It’s 1974. Muhammad Ali is 32 and thought by many to be past his prime. George Foreman is ten years younger and the heavyweight champion of the world. Promoter Don King wants to make a name for himself and offers both fighters five million dollars apiece to fight one another, and when they accept, King has only to come up with the money. He finds a willing backer in Mobutu Sese Suko, the dictator of Zaire, and the “Rumble in the Jungle” is set, including a musical festival featuring some of America’s top black performers, like James Brown and B.B. King.
Soul Power is a 2008 documentary film about the Zaire 74 music festival in Kinshasa which accompanied the Rumble in the Jungle heavyweight boxing championship match between Muhammad Ali and George Foreman in October 1974. The film was made from archival footage; other footage shot at the time focusing on the fight was edited to form the film When We Were Kings.
James Brown changed the face of American music forever. Abandoned by his parents at an early age, James Brown was a self-made man who became one of the most influential artists of the 20th century, not just through his music, but also as a social activist. Charting his journey from rhythm and blues to funk, MR. DYNAMITE: THE RISE OF JAMES BROWN features rare and previously unseen footage, photographs and interviews, chronicling the musical ascension of “the hardest working man in show business,” from his first hit, “Please, Please, Please,” in 1956, to his iconic performances at the Apollo Theater, the T.A.M.I. Show, the Paris Olympia and more.
Rocky must come out of retirement to battle a gargantuan Soviet fighter named Drago, who brutally punished Rocky’s friend and former rival, Apollo Creed. Seeking revenge in the name of his fallen comrade and his country, Rocky agrees to fight Drago in Moscow on Christmas, and the bout changes both fighters — and the world.

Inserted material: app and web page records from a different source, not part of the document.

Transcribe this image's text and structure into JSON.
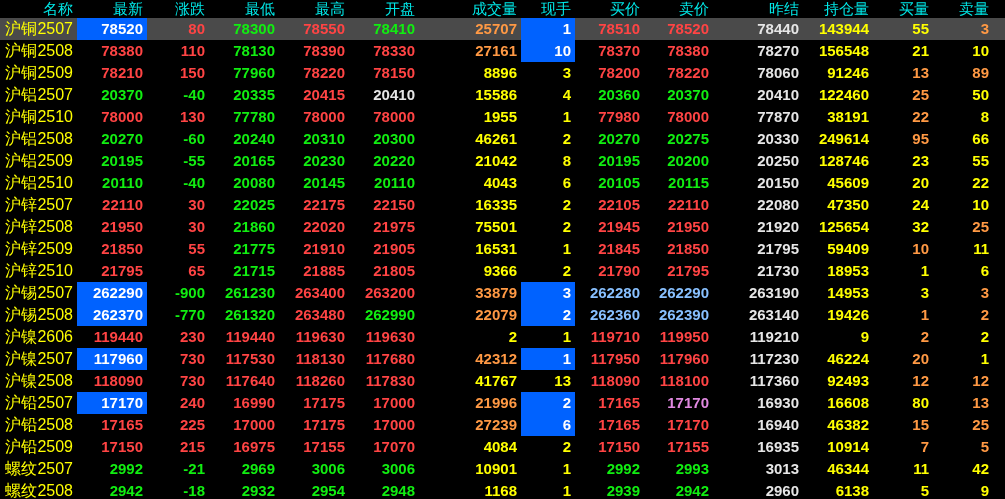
{
  "table": {
    "name_column": "名称",
    "columns": [
      "最新",
      "涨跌",
      "最低",
      "最高",
      "开盘",
      "成交量",
      "现手",
      "买价",
      "卖价",
      "昨结",
      "持仓量",
      "买量",
      "卖量"
    ],
    "rows": [
      {
        "name": "沪铜2507",
        "selected": true,
        "cells": [
          {
            "text": "78520",
            "color": "#ffffff",
            "highlighted": true
          },
          {
            "text": "80",
            "color": "#ff4444",
            "highlighted": false
          },
          {
            "text": "78300",
            "color": "#11ee11",
            "highlighted": false
          },
          {
            "text": "78550",
            "color": "#ff4444",
            "highlighted": false
          },
          {
            "text": "78410",
            "color": "#11ee11",
            "highlighted": false
          },
          {
            "text": "25707",
            "color": "#ff9944",
            "highlighted": false
          },
          {
            "text": "1",
            "color": "#ffffff",
            "highlighted": true
          },
          {
            "text": "78510",
            "color": "#ff4444",
            "highlighted": false
          },
          {
            "text": "78520",
            "color": "#ff4444",
            "highlighted": false
          },
          {
            "text": "78440",
            "color": "#e6e6e6",
            "highlighted": false
          },
          {
            "text": "143944",
            "color": "#ffff00",
            "highlighted": false
          },
          {
            "text": "55",
            "color": "#ffff00",
            "highlighted": false
          },
          {
            "text": "3",
            "color": "#ff9944",
            "highlighted": false
          }
        ]
      },
      {
        "name": "沪铜2508",
        "selected": false,
        "cells": [
          {
            "text": "78380",
            "color": "#ff4444",
            "highlighted": false
          },
          {
            "text": "110",
            "color": "#ff4444",
            "highlighted": false
          },
          {
            "text": "78130",
            "color": "#11ee11",
            "highlighted": false
          },
          {
            "text": "78390",
            "color": "#ff4444",
            "highlighted": false
          },
          {
            "text": "78330",
            "color": "#ff4444",
            "highlighted": false
          },
          {
            "text": "27161",
            "color": "#ff9944",
            "highlighted": false
          },
          {
            "text": "10",
            "color": "#ffffff",
            "highlighted": true
          },
          {
            "text": "78370",
            "color": "#ff4444",
            "highlighted": false
          },
          {
            "text": "78380",
            "color": "#ff4444",
            "highlighted": false
          },
          {
            "text": "78270",
            "color": "#e6e6e6",
            "highlighted": false
          },
          {
            "text": "156548",
            "color": "#ffff00",
            "highlighted": false
          },
          {
            "text": "21",
            "color": "#ffff00",
            "highlighted": false
          },
          {
            "text": "10",
            "color": "#ffff00",
            "highlighted": false
          }
        ]
      },
      {
        "name": "沪铜2509",
        "selected": false,
        "cells": [
          {
            "text": "78210",
            "color": "#ff4444",
            "highlighted": false
          },
          {
            "text": "150",
            "color": "#ff4444",
            "highlighted": false
          },
          {
            "text": "77960",
            "color": "#11ee11",
            "highlighted": false
          },
          {
            "text": "78220",
            "color": "#ff4444",
            "highlighted": false
          },
          {
            "text": "78150",
            "color": "#ff4444",
            "highlighted": false
          },
          {
            "text": "8896",
            "color": "#ffff00",
            "highlighted": false
          },
          {
            "text": "3",
            "color": "#ffff00",
            "highlighted": false
          },
          {
            "text": "78200",
            "color": "#ff4444",
            "highlighted": false
          },
          {
            "text": "78220",
            "color": "#ff4444",
            "highlighted": false
          },
          {
            "text": "78060",
            "color": "#e6e6e6",
            "highlighted": false
          },
          {
            "text": "91246",
            "color": "#ffff00",
            "highlighted": false
          },
          {
            "text": "13",
            "color": "#ff9944",
            "highlighted": false
          },
          {
            "text": "89",
            "color": "#ff9944",
            "highlighted": false
          }
        ]
      },
      {
        "name": "沪铝2507",
        "selected": false,
        "cells": [
          {
            "text": "20370",
            "color": "#11ee11",
            "highlighted": false
          },
          {
            "text": "-40",
            "color": "#11ee11",
            "highlighted": false
          },
          {
            "text": "20335",
            "color": "#11ee11",
            "highlighted": false
          },
          {
            "text": "20415",
            "color": "#ff4444",
            "highlighted": false
          },
          {
            "text": "20410",
            "color": "#e6e6e6",
            "highlighted": false
          },
          {
            "text": "15586",
            "color": "#ffff00",
            "highlighted": false
          },
          {
            "text": "4",
            "color": "#ffff00",
            "highlighted": false
          },
          {
            "text": "20360",
            "color": "#11ee11",
            "highlighted": false
          },
          {
            "text": "20370",
            "color": "#11ee11",
            "highlighted": false
          },
          {
            "text": "20410",
            "color": "#e6e6e6",
            "highlighted": false
          },
          {
            "text": "122460",
            "color": "#ffff00",
            "highlighted": false
          },
          {
            "text": "25",
            "color": "#ff9944",
            "highlighted": false
          },
          {
            "text": "50",
            "color": "#ffff00",
            "highlighted": false
          }
        ]
      },
      {
        "name": "沪铜2510",
        "selected": false,
        "cells": [
          {
            "text": "78000",
            "color": "#ff4444",
            "highlighted": false
          },
          {
            "text": "130",
            "color": "#ff4444",
            "highlighted": false
          },
          {
            "text": "77780",
            "color": "#11ee11",
            "highlighted": false
          },
          {
            "text": "78000",
            "color": "#ff4444",
            "highlighted": false
          },
          {
            "text": "78000",
            "color": "#ff4444",
            "highlighted": false
          },
          {
            "text": "1955",
            "color": "#ffff00",
            "highlighted": false
          },
          {
            "text": "1",
            "color": "#ffff00",
            "highlighted": false
          },
          {
            "text": "77980",
            "color": "#ff4444",
            "highlighted": false
          },
          {
            "text": "78000",
            "color": "#ff4444",
            "highlighted": false
          },
          {
            "text": "77870",
            "color": "#e6e6e6",
            "highlighted": false
          },
          {
            "text": "38191",
            "color": "#ffff00",
            "highlighted": false
          },
          {
            "text": "22",
            "color": "#ff9944",
            "highlighted": false
          },
          {
            "text": "8",
            "color": "#ffff00",
            "highlighted": false
          }
        ]
      },
      {
        "name": "沪铝2508",
        "selected": false,
        "cells": [
          {
            "text": "20270",
            "color": "#11ee11",
            "highlighted": false
          },
          {
            "text": "-60",
            "color": "#11ee11",
            "highlighted": false
          },
          {
            "text": "20240",
            "color": "#11ee11",
            "highlighted": false
          },
          {
            "text": "20310",
            "color": "#11ee11",
            "highlighted": false
          },
          {
            "text": "20300",
            "color": "#11ee11",
            "highlighted": false
          },
          {
            "text": "46261",
            "color": "#ffff00",
            "highlighted": false
          },
          {
            "text": "2",
            "color": "#ffff00",
            "highlighted": false
          },
          {
            "text": "20270",
            "color": "#11ee11",
            "highlighted": false
          },
          {
            "text": "20275",
            "color": "#11ee11",
            "highlighted": false
          },
          {
            "text": "20330",
            "color": "#e6e6e6",
            "highlighted": false
          },
          {
            "text": "249614",
            "color": "#ffff00",
            "highlighted": false
          },
          {
            "text": "95",
            "color": "#ff9944",
            "highlighted": false
          },
          {
            "text": "66",
            "color": "#ffff00",
            "highlighted": false
          }
        ]
      },
      {
        "name": "沪铝2509",
        "selected": false,
        "cells": [
          {
            "text": "20195",
            "color": "#11ee11",
            "highlighted": false
          },
          {
            "text": "-55",
            "color": "#11ee11",
            "highlighted": false
          },
          {
            "text": "20165",
            "color": "#11ee11",
            "highlighted": false
          },
          {
            "text": "20230",
            "color": "#11ee11",
            "highlighted": false
          },
          {
            "text": "20220",
            "color": "#11ee11",
            "highlighted": false
          },
          {
            "text": "21042",
            "color": "#ffff00",
            "highlighted": false
          },
          {
            "text": "8",
            "color": "#ffff00",
            "highlighted": false
          },
          {
            "text": "20195",
            "color": "#11ee11",
            "highlighted": false
          },
          {
            "text": "20200",
            "color": "#11ee11",
            "highlighted": false
          },
          {
            "text": "20250",
            "color": "#e6e6e6",
            "highlighted": false
          },
          {
            "text": "128746",
            "color": "#ffff00",
            "highlighted": false
          },
          {
            "text": "23",
            "color": "#ffff00",
            "highlighted": false
          },
          {
            "text": "55",
            "color": "#ffff00",
            "highlighted": false
          }
        ]
      },
      {
        "name": "沪铝2510",
        "selected": false,
        "cells": [
          {
            "text": "20110",
            "color": "#11ee11",
            "highlighted": false
          },
          {
            "text": "-40",
            "color": "#11ee11",
            "highlighted": false
          },
          {
            "text": "20080",
            "color": "#11ee11",
            "highlighted": false
          },
          {
            "text": "20145",
            "color": "#11ee11",
            "highlighted": false
          },
          {
            "text": "20110",
            "color": "#11ee11",
            "highlighted": false
          },
          {
            "text": "4043",
            "color": "#ffff00",
            "highlighted": false
          },
          {
            "text": "6",
            "color": "#ffff00",
            "highlighted": false
          },
          {
            "text": "20105",
            "color": "#11ee11",
            "highlighted": false
          },
          {
            "text": "20115",
            "color": "#11ee11",
            "highlighted": false
          },
          {
            "text": "20150",
            "color": "#e6e6e6",
            "highlighted": false
          },
          {
            "text": "45609",
            "color": "#ffff00",
            "highlighted": false
          },
          {
            "text": "20",
            "color": "#ffff00",
            "highlighted": false
          },
          {
            "text": "22",
            "color": "#ffff00",
            "highlighted": false
          }
        ]
      },
      {
        "name": "沪锌2507",
        "selected": false,
        "cells": [
          {
            "text": "22110",
            "color": "#ff4444",
            "highlighted": false
          },
          {
            "text": "30",
            "color": "#ff4444",
            "highlighted": false
          },
          {
            "text": "22025",
            "color": "#11ee11",
            "highlighted": false
          },
          {
            "text": "22175",
            "color": "#ff4444",
            "highlighted": false
          },
          {
            "text": "22150",
            "color": "#ff4444",
            "highlighted": false
          },
          {
            "text": "16335",
            "color": "#ffff00",
            "highlighted": false
          },
          {
            "text": "2",
            "color": "#ffff00",
            "highlighted": false
          },
          {
            "text": "22105",
            "color": "#ff4444",
            "highlighted": false
          },
          {
            "text": "22110",
            "color": "#ff4444",
            "highlighted": false
          },
          {
            "text": "22080",
            "color": "#e6e6e6",
            "highlighted": false
          },
          {
            "text": "47350",
            "color": "#ffff00",
            "highlighted": false
          },
          {
            "text": "24",
            "color": "#ffff00",
            "highlighted": false
          },
          {
            "text": "10",
            "color": "#ffff00",
            "highlighted": false
          }
        ]
      },
      {
        "name": "沪锌2508",
        "selected": false,
        "cells": [
          {
            "text": "21950",
            "color": "#ff4444",
            "highlighted": false
          },
          {
            "text": "30",
            "color": "#ff4444",
            "highlighted": false
          },
          {
            "text": "21860",
            "color": "#11ee11",
            "highlighted": false
          },
          {
            "text": "22020",
            "color": "#ff4444",
            "highlighted": false
          },
          {
            "text": "21975",
            "color": "#ff4444",
            "highlighted": false
          },
          {
            "text": "75501",
            "color": "#ffff00",
            "highlighted": false
          },
          {
            "text": "2",
            "color": "#ffff00",
            "highlighted": false
          },
          {
            "text": "21945",
            "color": "#ff4444",
            "highlighted": false
          },
          {
            "text": "21950",
            "color": "#ff4444",
            "highlighted": false
          },
          {
            "text": "21920",
            "color": "#e6e6e6",
            "highlighted": false
          },
          {
            "text": "125654",
            "color": "#ffff00",
            "highlighted": false
          },
          {
            "text": "32",
            "color": "#ffff00",
            "highlighted": false
          },
          {
            "text": "25",
            "color": "#ff9944",
            "highlighted": false
          }
        ]
      },
      {
        "name": "沪锌2509",
        "selected": false,
        "cells": [
          {
            "text": "21850",
            "color": "#ff4444",
            "highlighted": false
          },
          {
            "text": "55",
            "color": "#ff4444",
            "highlighted": false
          },
          {
            "text": "21775",
            "color": "#11ee11",
            "highlighted": false
          },
          {
            "text": "21910",
            "color": "#ff4444",
            "highlighted": false
          },
          {
            "text": "21905",
            "color": "#ff4444",
            "highlighted": false
          },
          {
            "text": "16531",
            "color": "#ffff00",
            "highlighted": false
          },
          {
            "text": "1",
            "color": "#ffff00",
            "highlighted": false
          },
          {
            "text": "21845",
            "color": "#ff4444",
            "highlighted": false
          },
          {
            "text": "21850",
            "color": "#ff4444",
            "highlighted": false
          },
          {
            "text": "21795",
            "color": "#e6e6e6",
            "highlighted": false
          },
          {
            "text": "59409",
            "color": "#ffff00",
            "highlighted": false
          },
          {
            "text": "10",
            "color": "#ff9944",
            "highlighted": false
          },
          {
            "text": "11",
            "color": "#ffff00",
            "highlighted": false
          }
        ]
      },
      {
        "name": "沪锌2510",
        "selected": false,
        "cells": [
          {
            "text": "21795",
            "color": "#ff4444",
            "highlighted": false
          },
          {
            "text": "65",
            "color": "#ff4444",
            "highlighted": false
          },
          {
            "text": "21715",
            "color": "#11ee11",
            "highlighted": false
          },
          {
            "text": "21885",
            "color": "#ff4444",
            "highlighted": false
          },
          {
            "text": "21805",
            "color": "#ff4444",
            "highlighted": false
          },
          {
            "text": "9366",
            "color": "#ffff00",
            "highlighted": false
          },
          {
            "text": "2",
            "color": "#ffff00",
            "highlighted": false
          },
          {
            "text": "21790",
            "color": "#ff4444",
            "highlighted": false
          },
          {
            "text": "21795",
            "color": "#ff4444",
            "highlighted": false
          },
          {
            "text": "21730",
            "color": "#e6e6e6",
            "highlighted": false
          },
          {
            "text": "18953",
            "color": "#ffff00",
            "highlighted": false
          },
          {
            "text": "1",
            "color": "#ffff00",
            "highlighted": false
          },
          {
            "text": "6",
            "color": "#ffff00",
            "highlighted": false
          }
        ]
      },
      {
        "name": "沪锡2507",
        "selected": false,
        "cells": [
          {
            "text": "262290",
            "color": "#ffffff",
            "highlighted": true
          },
          {
            "text": "-900",
            "color": "#11ee11",
            "highlighted": false
          },
          {
            "text": "261230",
            "color": "#11ee11",
            "highlighted": false
          },
          {
            "text": "263400",
            "color": "#ff4444",
            "highlighted": false
          },
          {
            "text": "263200",
            "color": "#ff4444",
            "highlighted": false
          },
          {
            "text": "33879",
            "color": "#ff9944",
            "highlighted": false
          },
          {
            "text": "3",
            "color": "#ffffff",
            "highlighted": true
          },
          {
            "text": "262280",
            "color": "#88c0ff",
            "highlighted": false
          },
          {
            "text": "262290",
            "color": "#88c0ff",
            "highlighted": false
          },
          {
            "text": "263190",
            "color": "#e6e6e6",
            "highlighted": false
          },
          {
            "text": "14953",
            "color": "#ffff00",
            "highlighted": false
          },
          {
            "text": "3",
            "color": "#ffff00",
            "highlighted": false
          },
          {
            "text": "3",
            "color": "#ff9944",
            "highlighted": false
          }
        ]
      },
      {
        "name": "沪锡2508",
        "selected": false,
        "cells": [
          {
            "text": "262370",
            "color": "#ffffff",
            "highlighted": true
          },
          {
            "text": "-770",
            "color": "#11ee11",
            "highlighted": false
          },
          {
            "text": "261320",
            "color": "#11ee11",
            "highlighted": false
          },
          {
            "text": "263480",
            "color": "#ff4444",
            "highlighted": false
          },
          {
            "text": "262990",
            "color": "#11ee11",
            "highlighted": false
          },
          {
            "text": "22079",
            "color": "#ff9944",
            "highlighted": false
          },
          {
            "text": "2",
            "color": "#ffffff",
            "highlighted": true
          },
          {
            "text": "262360",
            "color": "#88c0ff",
            "highlighted": false
          },
          {
            "text": "262390",
            "color": "#88c0ff",
            "highlighted": false
          },
          {
            "text": "263140",
            "color": "#e6e6e6",
            "highlighted": false
          },
          {
            "text": "19426",
            "color": "#ffff00",
            "highlighted": false
          },
          {
            "text": "1",
            "color": "#ff9944",
            "highlighted": false
          },
          {
            "text": "2",
            "color": "#ff9944",
            "highlighted": false
          }
        ]
      },
      {
        "name": "沪镍2606",
        "selected": false,
        "cells": [
          {
            "text": "119440",
            "color": "#ff4444",
            "highlighted": false
          },
          {
            "text": "230",
            "color": "#ff4444",
            "highlighted": false
          },
          {
            "text": "119440",
            "color": "#ff4444",
            "highlighted": false
          },
          {
            "text": "119630",
            "color": "#ff4444",
            "highlighted": false
          },
          {
            "text": "119630",
            "color": "#ff4444",
            "highlighted": false
          },
          {
            "text": "2",
            "color": "#ffff00",
            "highlighted": false
          },
          {
            "text": "1",
            "color": "#ffff00",
            "highlighted": false
          },
          {
            "text": "119710",
            "color": "#ff4444",
            "highlighted": false
          },
          {
            "text": "119950",
            "color": "#ff4444",
            "highlighted": false
          },
          {
            "text": "119210",
            "color": "#e6e6e6",
            "highlighted": false
          },
          {
            "text": "9",
            "color": "#ffff00",
            "highlighted": false
          },
          {
            "text": "2",
            "color": "#ff9944",
            "highlighted": false
          },
          {
            "text": "2",
            "color": "#ffff00",
            "highlighted": false
          }
        ]
      },
      {
        "name": "沪镍2507",
        "selected": false,
        "cells": [
          {
            "text": "117960",
            "color": "#ffffff",
            "highlighted": true
          },
          {
            "text": "730",
            "color": "#ff4444",
            "highlighted": false
          },
          {
            "text": "117530",
            "color": "#ff4444",
            "highlighted": false
          },
          {
            "text": "118130",
            "color": "#ff4444",
            "highlighted": false
          },
          {
            "text": "117680",
            "color": "#ff4444",
            "highlighted": false
          },
          {
            "text": "42312",
            "color": "#ff9944",
            "highlighted": false
          },
          {
            "text": "1",
            "color": "#ffffff",
            "highlighted": true
          },
          {
            "text": "117950",
            "color": "#ff4444",
            "highlighted": false
          },
          {
            "text": "117960",
            "color": "#ff4444",
            "highlighted": false
          },
          {
            "text": "117230",
            "color": "#e6e6e6",
            "highlighted": false
          },
          {
            "text": "46224",
            "color": "#ffff00",
            "highlighted": false
          },
          {
            "text": "20",
            "color": "#ff9944",
            "highlighted": false
          },
          {
            "text": "1",
            "color": "#ffff00",
            "highlighted": false
          }
        ]
      },
      {
        "name": "沪镍2508",
        "selected": false,
        "cells": [
          {
            "text": "118090",
            "color": "#ff4444",
            "highlighted": false
          },
          {
            "text": "730",
            "color": "#ff4444",
            "highlighted": false
          },
          {
            "text": "117640",
            "color": "#ff4444",
            "highlighted": false
          },
          {
            "text": "118260",
            "color": "#ff4444",
            "highlighted": false
          },
          {
            "text": "117830",
            "color": "#ff4444",
            "highlighted": false
          },
          {
            "text": "41767",
            "color": "#ffff00",
            "highlighted": false
          },
          {
            "text": "13",
            "color": "#ffff00",
            "highlighted": false
          },
          {
            "text": "118090",
            "color": "#ff4444",
            "highlighted": false
          },
          {
            "text": "118100",
            "color": "#ff4444",
            "highlighted": false
          },
          {
            "text": "117360",
            "color": "#e6e6e6",
            "highlighted": false
          },
          {
            "text": "92493",
            "color": "#ffff00",
            "highlighted": false
          },
          {
            "text": "12",
            "color": "#ff9944",
            "highlighted": false
          },
          {
            "text": "12",
            "color": "#ff9944",
            "highlighted": false
          }
        ]
      },
      {
        "name": "沪铅2507",
        "selected": false,
        "cells": [
          {
            "text": "17170",
            "color": "#ffffff",
            "highlighted": true
          },
          {
            "text": "240",
            "color": "#ff4444",
            "highlighted": false
          },
          {
            "text": "16990",
            "color": "#ff4444",
            "highlighted": false
          },
          {
            "text": "17175",
            "color": "#ff4444",
            "highlighted": false
          },
          {
            "text": "17000",
            "color": "#ff4444",
            "highlighted": false
          },
          {
            "text": "21996",
            "color": "#ff9944",
            "highlighted": false
          },
          {
            "text": "2",
            "color": "#ffffff",
            "highlighted": true
          },
          {
            "text": "17165",
            "color": "#ff4444",
            "highlighted": false
          },
          {
            "text": "17170",
            "color": "#e088e0",
            "highlighted": false
          },
          {
            "text": "16930",
            "color": "#e6e6e6",
            "highlighted": false
          },
          {
            "text": "16608",
            "color": "#ffff00",
            "highlighted": false
          },
          {
            "text": "80",
            "color": "#ffff00",
            "highlighted": false
          },
          {
            "text": "13",
            "color": "#ff9944",
            "highlighted": false
          }
        ]
      },
      {
        "name": "沪铅2508",
        "selected": false,
        "cells": [
          {
            "text": "17165",
            "color": "#ff4444",
            "highlighted": false
          },
          {
            "text": "225",
            "color": "#ff4444",
            "highlighted": false
          },
          {
            "text": "17000",
            "color": "#ff4444",
            "highlighted": false
          },
          {
            "text": "17175",
            "color": "#ff4444",
            "highlighted": false
          },
          {
            "text": "17000",
            "color": "#ff4444",
            "highlighted": false
          },
          {
            "text": "27239",
            "color": "#ff9944",
            "highlighted": false
          },
          {
            "text": "6",
            "color": "#ffffff",
            "highlighted": true
          },
          {
            "text": "17165",
            "color": "#ff4444",
            "highlighted": false
          },
          {
            "text": "17170",
            "color": "#ff4444",
            "highlighted": false
          },
          {
            "text": "16940",
            "color": "#e6e6e6",
            "highlighted": false
          },
          {
            "text": "46382",
            "color": "#ffff00",
            "highlighted": false
          },
          {
            "text": "15",
            "color": "#ff9944",
            "highlighted": false
          },
          {
            "text": "25",
            "color": "#ff9944",
            "highlighted": false
          }
        ]
      },
      {
        "name": "沪铅2509",
        "selected": false,
        "cells": [
          {
            "text": "17150",
            "color": "#ff4444",
            "highlighted": false
          },
          {
            "text": "215",
            "color": "#ff4444",
            "highlighted": false
          },
          {
            "text": "16975",
            "color": "#ff4444",
            "highlighted": false
          },
          {
            "text": "17155",
            "color": "#ff4444",
            "highlighted": false
          },
          {
            "text": "17070",
            "color": "#ff4444",
            "highlighted": false
          },
          {
            "text": "4084",
            "color": "#ffff00",
            "highlighted": false
          },
          {
            "text": "2",
            "color": "#ffff00",
            "highlighted": false
          },
          {
            "text": "17150",
            "color": "#ff4444",
            "highlighted": false
          },
          {
            "text": "17155",
            "color": "#ff4444",
            "highlighted": false
          },
          {
            "text": "16935",
            "color": "#e6e6e6",
            "highlighted": false
          },
          {
            "text": "10914",
            "color": "#ffff00",
            "highlighted": false
          },
          {
            "text": "7",
            "color": "#ff9944",
            "highlighted": false
          },
          {
            "text": "5",
            "color": "#ff9944",
            "highlighted": false
          }
        ]
      },
      {
        "name": "螺纹2507",
        "selected": false,
        "cells": [
          {
            "text": "2992",
            "color": "#11ee11",
            "highlighted": false
          },
          {
            "text": "-21",
            "color": "#11ee11",
            "highlighted": false
          },
          {
            "text": "2969",
            "color": "#11ee11",
            "highlighted": false
          },
          {
            "text": "3006",
            "color": "#11ee11",
            "highlighted": false
          },
          {
            "text": "3006",
            "color": "#11ee11",
            "highlighted": false
          },
          {
            "text": "10901",
            "color": "#ffff00",
            "highlighted": false
          },
          {
            "text": "1",
            "color": "#ffff00",
            "highlighted": false
          },
          {
            "text": "2992",
            "color": "#11ee11",
            "highlighted": false
          },
          {
            "text": "2993",
            "color": "#11ee11",
            "highlighted": false
          },
          {
            "text": "3013",
            "color": "#e6e6e6",
            "highlighted": false
          },
          {
            "text": "46344",
            "color": "#ffff00",
            "highlighted": false
          },
          {
            "text": "11",
            "color": "#ffff00",
            "highlighted": false
          },
          {
            "text": "42",
            "color": "#ffff00",
            "highlighted": false
          }
        ]
      },
      {
        "name": "螺纹2508",
        "selected": false,
        "cells": [
          {
            "text": "2942",
            "color": "#11ee11",
            "highlighted": false
          },
          {
            "text": "-18",
            "color": "#11ee11",
            "highlighted": false
          },
          {
            "text": "2932",
            "color": "#11ee11",
            "highlighted": false
          },
          {
            "text": "2954",
            "color": "#11ee11",
            "highlighted": false
          },
          {
            "text": "2948",
            "color": "#11ee11",
            "highlighted": false
          },
          {
            "text": "1168",
            "color": "#ffff00",
            "highlighted": false
          },
          {
            "text": "1",
            "color": "#ffff00",
            "highlighted": false
          },
          {
            "text": "2939",
            "color": "#11ee11",
            "highlighted": false
          },
          {
            "text": "2942",
            "color": "#11ee11",
            "highlighted": false
          },
          {
            "text": "2960",
            "color": "#e6e6e6",
            "highlighted": false
          },
          {
            "text": "6138",
            "color": "#ffff00",
            "highlighted": false
          },
          {
            "text": "5",
            "color": "#ffff00",
            "highlighted": false
          },
          {
            "text": "9",
            "color": "#ffff00",
            "highlighted": false
          }
        ]
      }
    ]
  }
}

Jake Blues is just out of jail, and teams up with his brother, Elwood on a ‘mission from God’ to raise funds for the orphanage in which they grew up. The only thing they can do is do what they do best – play music – so they get their old band together and they’re on their way, while getting in a bit of trouble here and there.
The relationship between Sergeant Stryker and a group of rebellious recruits is made difficult by the Sergeant’s tough training tactics. At Tarawa, the leathernecks have a chance to see Stryker in action, and begin to appreciate him.